With a Welsh father and English mother, Jan Morris (then called James) was born in Clevedon, Somerset in 1926. Jan Morris is a transgender woman and would spend the first forty six years of her life living as a man, though from school (she attended Lancing College, West Sussex) onwards she believed herself to have been born into the wrong body. She never believed herself to be homosexual but simply to have been born “wrongly equipped”.
As Europe began to slip towards war she undertook military training at Sandhurst and joined the army as an intelligence officer in the Queen’s Royal Lancers. Serving in Italy, Palestine and finally in the Free Territory of Trieste, during this time Morris began to develop a love of travelling and adventure. After demobilisation in 1949 she returned to Britain to study at Christ Church College, Oxford.
After returning to Britain, Morris met Elizabeth Tuckniss, the daughter of a tea planter from Ceylon. The couple married and would have five children, living together for six decades. After university Morris pursued a career in journalism, taking a job as a correspondent for The Times. Throughout the 1950s Morris would become one of the most successful and famous journalists in the UK (then writing under the name ‘James Morris’). In 1953 Morris accompanied Edmund Hilary and Tenzin Norgay to Everest, where, when they descended the summit she was able to gain the biggest scoop of her career in being the first journalist to get the news to the world, using a coded message.

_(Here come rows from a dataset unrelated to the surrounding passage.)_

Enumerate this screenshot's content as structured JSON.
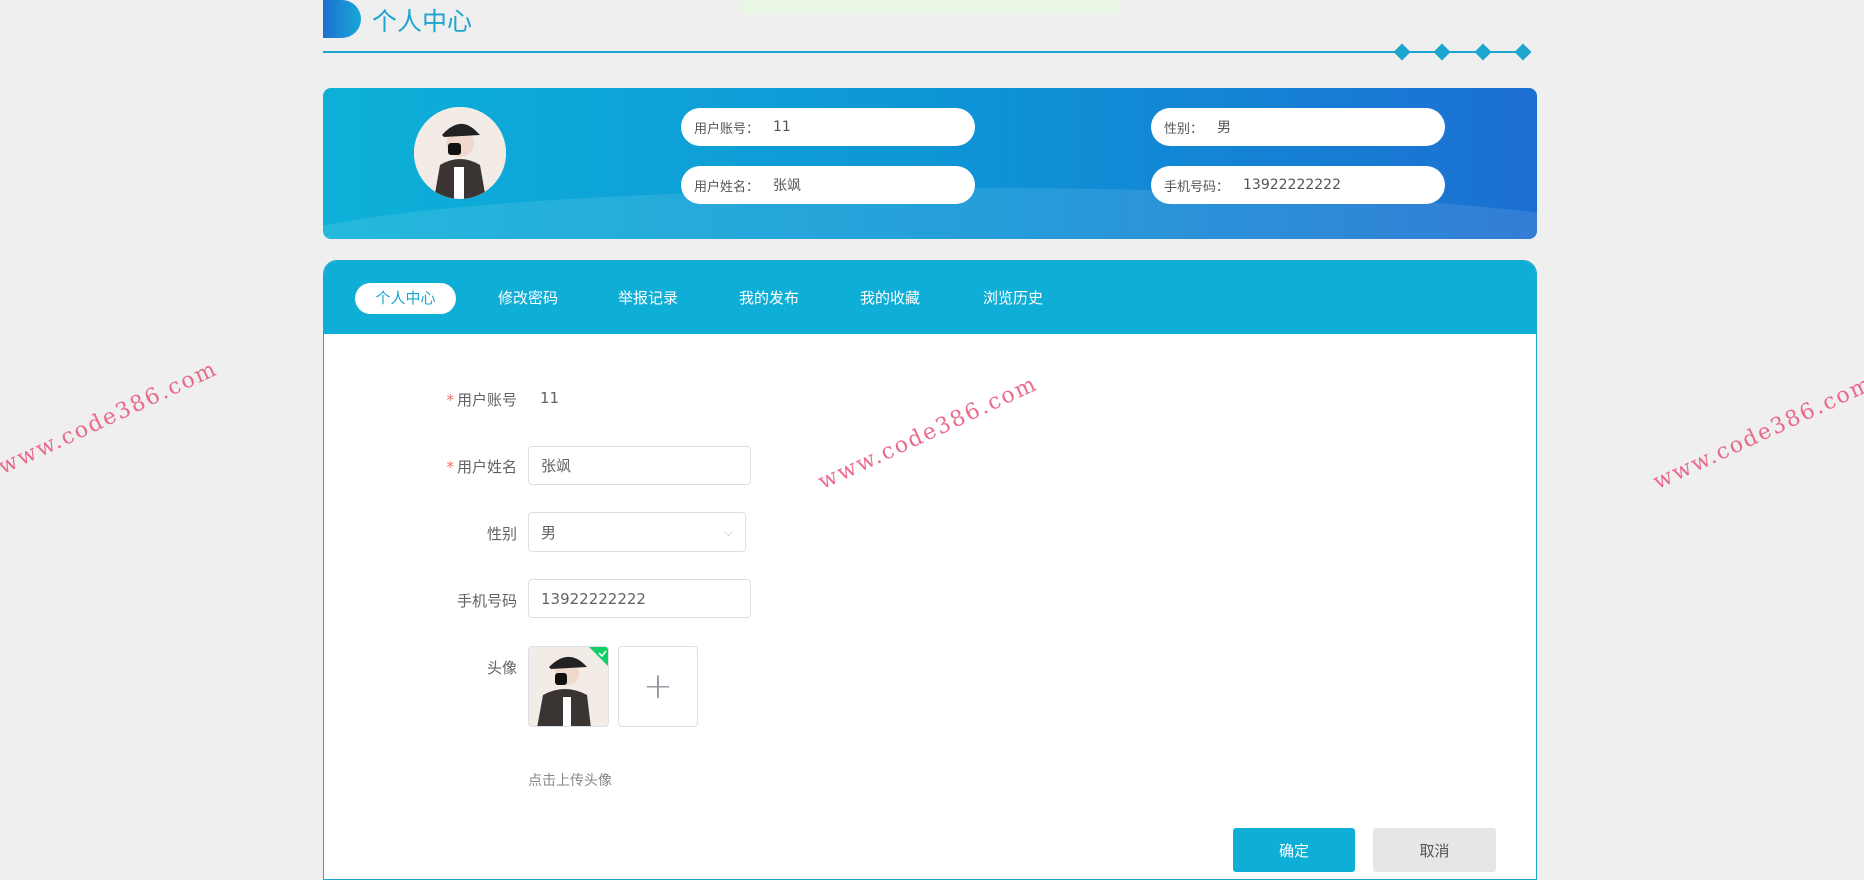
{
  "page_title": "个人中心",
  "banner": {
    "account_label": "用户账号：",
    "account_value": "11",
    "name_label": "用户姓名：",
    "name_value": "张飒",
    "gender_label": "性别：",
    "gender_value": "男",
    "phone_label": "手机号码：",
    "phone_value": "13922222222"
  },
  "tabs": [
    "个人中心",
    "修改密码",
    "举报记录",
    "我的发布",
    "我的收藏",
    "浏览历史"
  ],
  "form": {
    "account_label": "用户账号",
    "account_value": "11",
    "name_label": "用户姓名",
    "name_value": "张飒",
    "gender_label": "性别",
    "gender_value": "男",
    "phone_label": "手机号码",
    "phone_value": "13922222222",
    "avatar_label": "头像",
    "upload_hint": "点击上传头像",
    "required_mark": "*"
  },
  "buttons": {
    "confirm": "确定",
    "cancel": "取消"
  },
  "watermark": "www.code386.com",
  "colors": {
    "accent": "#1ba5cf",
    "tabbar": "#0eaed6",
    "success": "#13ce66"
  }
}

The arrival of the news has become legendary as it reached The Times newspaper on the eve of the Queen’s coronation – giving further cause for national celebration.
She was also responsible, during the 1956 Suez Crisis, for the revelation that the French Air Force was colluding with the invading Israeli Army. The result was the first proper evidence that the British and French were preparing for war and caused a firestorm of controversy, intensifying the crisis. The Suez Crisis went on to destroy the credibility of the British and is now widely regarded as the terminus of the British Empire – a subject Morris would come to write about in later years.
The first Jan Morris book was published in the late 1950s, and were based on the travels and histories of the locations she visited as a journalist. This included insightful works on the Middle East - The Sultan of Oman (1957) and The Hashemite Kings (1959). However, it was not until the publication of Venice in 1960 when Morris would be able to give up journalism to become a full time writer and historian. Whilst writing further travel books (The Presence of Spain (1964) and Oxford (1965)) Morris also began to work on her great history of the British Empire – The Pax Britannica. This trilogy of books would deal with rise and fall of Britain as an international power and while working on the history, Morris would go through the most courageous and terrifying adventure of her life – the transition from man to woman.
In 1964, when the understanding and treatment of gender dysphoria was still in its infancy, Morris began to take steps to change gender. In 1972 when she was 46 she visited Casablanca, Morocco where she underwent a sex reassignment surgery by leading surgeon Georges Burou (she was unable to have the operation in the UK). She wrote a memoir about the experience, Conundrum (1974), the first Jan Morris book published under her new name. In 1978 the last volume of The Pax Britannica was published, a trilogy she began writing as a man and completed as a woman.
Morris has written travel books, articles, essays and even a comical novel. For her work she has been awarded honorary doctorates by the University of Wales and the University of Glamorgan, and is also a Fellow of the Royal Society of Literature and was made CBE in 1999.